= REQUIRED ACTION =
Word for word, and without a single picture, repeat the entries.

= DATA FOR THIS EXERCISE =
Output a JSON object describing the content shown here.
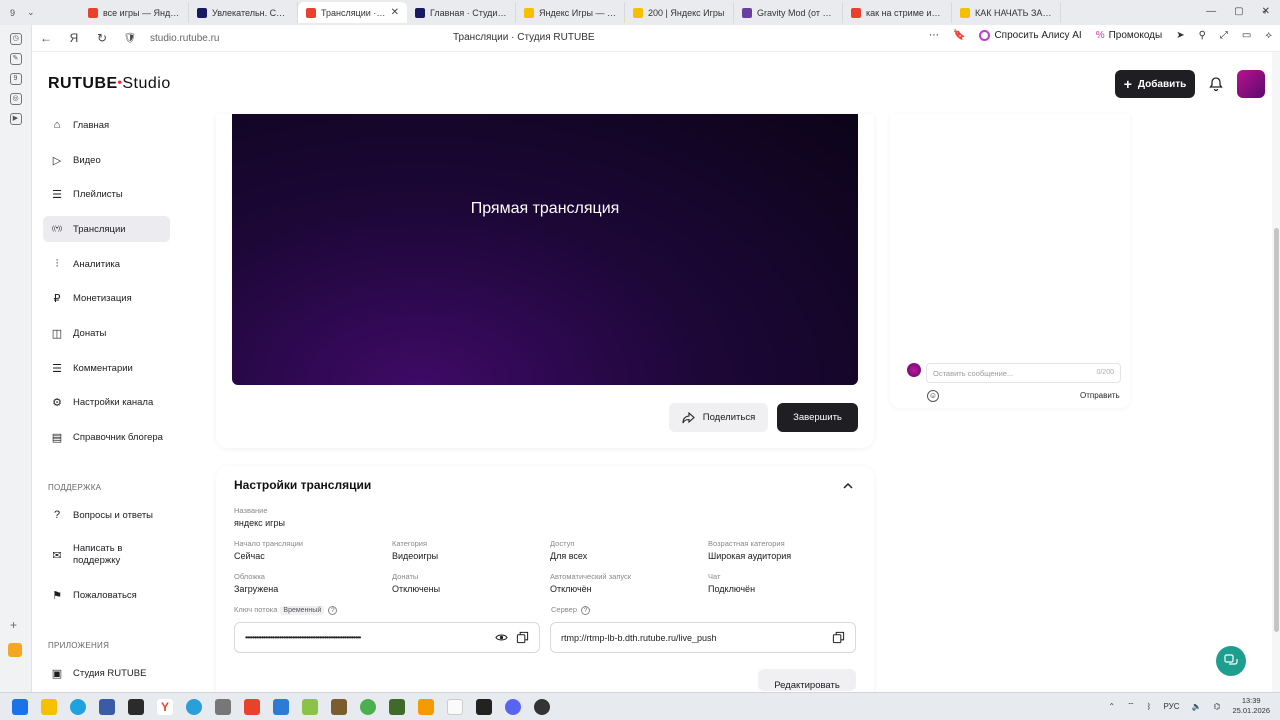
{
  "browser": {
    "tab_count": "9",
    "tabs": [
      {
        "label": "все игры — Яндекс",
        "color": "#e8412c"
      },
      {
        "label": "Увлекательн. Смотреть",
        "color": "#1a1a60"
      },
      {
        "label": "Трансляции · Студия",
        "color": "#e8412c",
        "active": true
      },
      {
        "label": "Главная · Студия RU",
        "color": "#1a1a60"
      },
      {
        "label": "Яндекс Игры — Игр",
        "color": "#f5c000"
      },
      {
        "label": "200 | Яндекс Игры",
        "color": "#f5c000"
      },
      {
        "label": "Gravity Mod (от Aut",
        "color": "#6b3fa0"
      },
      {
        "label": "как на стриме испр",
        "color": "#e8412c"
      },
      {
        "label": "КАК НАЧАТЬ ЗАРА",
        "color": "#f5c000"
      }
    ],
    "url": "studio.rutube.ru",
    "page_title": "Трансляции · Студия RUTUBE",
    "alice_label": "Спросить Алису AI",
    "promo_label": "Промокоды"
  },
  "app": {
    "logo_main": "RUTUBE",
    "logo_studio": "Studio",
    "add_label": "Добавить"
  },
  "nav": {
    "items": [
      {
        "label": "Главная",
        "icon": "home-icon"
      },
      {
        "label": "Видео",
        "icon": "video-icon"
      },
      {
        "label": "Плейлисты",
        "icon": "playlist-icon"
      },
      {
        "label": "Трансляции",
        "icon": "broadcast-icon",
        "active": true
      },
      {
        "label": "Аналитика",
        "icon": "analytics-icon"
      },
      {
        "label": "Монетизация",
        "icon": "monetization-icon"
      },
      {
        "label": "Донаты",
        "icon": "donate-icon"
      },
      {
        "label": "Комментарии",
        "icon": "comment-icon"
      },
      {
        "label": "Настройки канала",
        "icon": "gear-icon"
      },
      {
        "label": "Справочник блогера",
        "icon": "book-icon"
      }
    ],
    "support_heading": "ПОДДЕРЖКА",
    "support_items": [
      {
        "label": "Вопросы и ответы",
        "icon": "question-icon"
      },
      {
        "label": "Написать в поддержку",
        "icon": "mail-icon"
      },
      {
        "label": "Пожаловаться",
        "icon": "flag-icon"
      }
    ],
    "apps_heading": "ПРИЛОЖЕНИЯ",
    "apps_items": [
      {
        "label": "Студия RUTUBE",
        "icon": "studio-icon"
      }
    ]
  },
  "player": {
    "title": "Прямая трансляция",
    "share_label": "Поделиться",
    "finish_label": "Завершить"
  },
  "chat": {
    "placeholder": "Оставить сообщение...",
    "counter": "0/200",
    "send_label": "Отправить"
  },
  "settings": {
    "title": "Настройки трансляции",
    "name_label": "Название",
    "name_value": "яндекс игры",
    "fields": [
      {
        "label": "Начало трансляции",
        "value": "Сейчас"
      },
      {
        "label": "Категория",
        "value": "Видеоигры"
      },
      {
        "label": "Доступ",
        "value": "Для всех"
      },
      {
        "label": "Возрастная категория",
        "value": "Широкая аудитория"
      },
      {
        "label": "Обложка",
        "value": "Загружена"
      },
      {
        "label": "Донаты",
        "value": "Отключены"
      },
      {
        "label": "Автоматический запуск",
        "value": "Отключён"
      },
      {
        "label": "Чат",
        "value": "Подключён"
      }
    ],
    "stream_key_label": "Ключ потока",
    "stream_key_badge": "Временный",
    "stream_key_value": "••••••••••••••••••••••••••••••••••••••••••••••••••••••••••••••••",
    "server_label": "Сервер",
    "server_value": "rtmp://rtmp-lb-b.dth.rutube.ru/live_push",
    "edit_label": "Редактировать"
  },
  "taskbar": {
    "time": "13:39",
    "date": "25.01.2026",
    "lang": "РУС"
  }
}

= EXERCISE SOLUTION =
Output a JSON object describing the content shown here.
{
  "browser": {
    "tab_count": "9",
    "tabs": [
      {
        "label": "все игры — Яндекс",
        "color": "#e8412c"
      },
      {
        "label": "Увлекательн. Смотреть",
        "color": "#1a1a60"
      },
      {
        "label": "Трансляции · Студия",
        "color": "#e8412c",
        "active": true
      },
      {
        "label": "Главная · Студия RU",
        "color": "#1a1a60"
      },
      {
        "label": "Яндекс Игры — Игр",
        "color": "#f5c000"
      },
      {
        "label": "200 | Яндекс Игры",
        "color": "#f5c000"
      },
      {
        "label": "Gravity Mod (от Aut",
        "color": "#6b3fa0"
      },
      {
        "label": "как на стриме испр",
        "color": "#e8412c"
      },
      {
        "label": "КАК НАЧАТЬ ЗАРА",
        "color": "#f5c000"
      }
    ],
    "url": "studio.rutube.ru",
    "page_title": "Трансляции · Студия RUTUBE",
    "alice_label": "Спросить Алису AI",
    "promo_label": "Промокоды"
  },
  "app": {
    "logo_main": "RUTUBE",
    "logo_studio": "Studio",
    "add_label": "Добавить"
  },
  "nav": {
    "items": [
      {
        "label": "Главная",
        "icon": "home-icon"
      },
      {
        "label": "Видео",
        "icon": "video-icon"
      },
      {
        "label": "Плейлисты",
        "icon": "playlist-icon"
      },
      {
        "label": "Трансляции",
        "icon": "broadcast-icon",
        "active": true
      },
      {
        "label": "Аналитика",
        "icon": "analytics-icon"
      },
      {
        "label": "Монетизация",
        "icon": "monetization-icon"
      },
      {
        "label": "Донаты",
        "icon": "donate-icon"
      },
      {
        "label": "Комментарии",
        "icon": "comment-icon"
      },
      {
        "label": "Настройки канала",
        "icon": "gear-icon"
      },
      {
        "label": "Справочник блогера",
        "icon": "book-icon"
      }
    ],
    "support_heading": "ПОДДЕРЖКА",
    "support_items": [
      {
        "label": "Вопросы и ответы",
        "icon": "question-icon"
      },
      {
        "label": "Написать в поддержку",
        "icon": "mail-icon"
      },
      {
        "label": "Пожаловаться",
        "icon": "flag-icon"
      }
    ],
    "apps_heading": "ПРИЛОЖЕНИЯ",
    "apps_items": [
      {
        "label": "Студия RUTUBE",
        "icon": "studio-icon"
      }
    ]
  },
  "player": {
    "title": "Прямая трансляция",
    "share_label": "Поделиться",
    "finish_label": "Завершить"
  },
  "chat": {
    "placeholder": "Оставить сообщение...",
    "counter": "0/200",
    "send_label": "Отправить"
  },
  "settings": {
    "title": "Настройки трансляции",
    "name_label": "Название",
    "name_value": "яндекс игры",
    "fields": [
      {
        "label": "Начало трансляции",
        "value": "Сейчас"
      },
      {
        "label": "Категория",
        "value": "Видеоигры"
      },
      {
        "label": "Доступ",
        "value": "Для всех"
      },
      {
        "label": "Возрастная категория",
        "value": "Широкая аудитория"
      },
      {
        "label": "Обложка",
        "value": "Загружена"
      },
      {
        "label": "Донаты",
        "value": "Отключены"
      },
      {
        "label": "Автоматический запуск",
        "value": "Отключён"
      },
      {
        "label": "Чат",
        "value": "Подключён"
      }
    ],
    "stream_key_label": "Ключ потока",
    "stream_key_badge": "Временный",
    "stream_key_value": "••••••••••••••••••••••••••••••••••••••••••••••••••••••••••••••••",
    "server_label": "Сервер",
    "server_value": "rtmp://rtmp-lb-b.dth.rutube.ru/live_push",
    "edit_label": "Редактировать"
  },
  "taskbar": {
    "time": "13:39",
    "date": "25.01.2026",
    "lang": "РУС"
  }
}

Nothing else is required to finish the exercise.